- **Extracted records**:

# # # # # # #

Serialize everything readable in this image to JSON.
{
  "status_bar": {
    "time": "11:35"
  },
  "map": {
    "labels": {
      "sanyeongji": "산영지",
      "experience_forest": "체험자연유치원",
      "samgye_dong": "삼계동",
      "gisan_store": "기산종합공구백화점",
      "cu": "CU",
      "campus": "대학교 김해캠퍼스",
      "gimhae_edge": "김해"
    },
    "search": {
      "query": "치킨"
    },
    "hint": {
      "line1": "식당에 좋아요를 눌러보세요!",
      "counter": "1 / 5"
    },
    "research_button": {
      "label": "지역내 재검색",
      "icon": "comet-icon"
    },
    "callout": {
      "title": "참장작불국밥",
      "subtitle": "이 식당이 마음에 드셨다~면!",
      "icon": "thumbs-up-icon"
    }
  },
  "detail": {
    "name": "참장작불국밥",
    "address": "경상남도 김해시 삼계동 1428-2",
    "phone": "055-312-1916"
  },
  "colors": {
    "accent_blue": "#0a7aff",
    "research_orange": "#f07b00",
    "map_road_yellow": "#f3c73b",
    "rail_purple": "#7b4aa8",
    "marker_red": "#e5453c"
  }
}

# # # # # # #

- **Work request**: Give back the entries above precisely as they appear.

- **Result for this task**:
Serialize everything readable in this image to JSON.
{
  "status_bar": {
    "time": "11:35"
  },
  "map": {
    "labels": {
      "sanyeongji": "산영지",
      "experience_forest": "체험자연유치원",
      "samgye_dong": "삼계동",
      "gisan_store": "기산종합공구백화점",
      "cu": "CU",
      "campus": "대학교 김해캠퍼스",
      "gimhae_edge": "김해"
    },
    "search": {
      "query": "치킨"
    },
    "hint": {
      "line1": "식당에 좋아요를 눌러보세요!",
      "counter": "1 / 5"
    },
    "research_button": {
      "label": "지역내 재검색",
      "icon": "comet-icon"
    },
    "callout": {
      "title": "참장작불국밥",
      "subtitle": "이 식당이 마음에 드셨다~면!",
      "icon": "thumbs-up-icon"
    }
  },
  "detail": {
    "name": "참장작불국밥",
    "address": "경상남도 김해시 삼계동 1428-2",
    "phone": "055-312-1916"
  },
  "colors": {
    "accent_blue": "#0a7aff",
    "research_orange": "#f07b00",
    "map_road_yellow": "#f3c73b",
    "rail_purple": "#7b4aa8",
    "marker_red": "#e5453c"
  }
}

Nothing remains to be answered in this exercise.